▶ **Requirement**
When the string "wild" is part of a line below, that line should be copied.

—————

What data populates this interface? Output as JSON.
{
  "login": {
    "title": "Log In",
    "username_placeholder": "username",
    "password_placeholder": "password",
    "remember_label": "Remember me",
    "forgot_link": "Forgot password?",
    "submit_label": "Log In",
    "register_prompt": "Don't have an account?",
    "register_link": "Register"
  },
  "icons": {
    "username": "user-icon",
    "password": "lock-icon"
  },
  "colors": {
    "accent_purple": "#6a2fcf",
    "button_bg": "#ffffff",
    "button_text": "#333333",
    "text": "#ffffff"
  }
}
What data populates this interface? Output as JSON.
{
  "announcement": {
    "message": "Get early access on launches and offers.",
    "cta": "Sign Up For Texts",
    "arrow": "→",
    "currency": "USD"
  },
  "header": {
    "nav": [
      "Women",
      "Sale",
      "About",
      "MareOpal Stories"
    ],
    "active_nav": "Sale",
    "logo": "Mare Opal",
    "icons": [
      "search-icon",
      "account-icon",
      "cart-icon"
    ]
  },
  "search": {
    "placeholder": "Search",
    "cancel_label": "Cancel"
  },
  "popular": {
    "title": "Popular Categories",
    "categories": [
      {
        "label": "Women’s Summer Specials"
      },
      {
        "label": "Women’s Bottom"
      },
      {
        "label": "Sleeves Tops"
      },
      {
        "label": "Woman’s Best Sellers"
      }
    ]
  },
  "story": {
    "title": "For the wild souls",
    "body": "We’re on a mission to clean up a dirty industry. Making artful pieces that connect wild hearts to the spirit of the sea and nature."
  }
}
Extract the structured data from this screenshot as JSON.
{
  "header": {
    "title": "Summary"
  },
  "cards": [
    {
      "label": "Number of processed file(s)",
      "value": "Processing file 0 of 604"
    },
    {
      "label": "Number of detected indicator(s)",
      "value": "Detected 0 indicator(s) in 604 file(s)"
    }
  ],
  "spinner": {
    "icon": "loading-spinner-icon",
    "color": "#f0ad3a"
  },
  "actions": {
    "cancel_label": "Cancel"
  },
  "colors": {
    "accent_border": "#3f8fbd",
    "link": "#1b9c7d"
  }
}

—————

▶ **Answer space**
    "title": "For the wild souls",
    "body": "We’re on a mission to clean up a dirty industry. Making artful pieces that connect wild hearts to the spirit of the sea and nature."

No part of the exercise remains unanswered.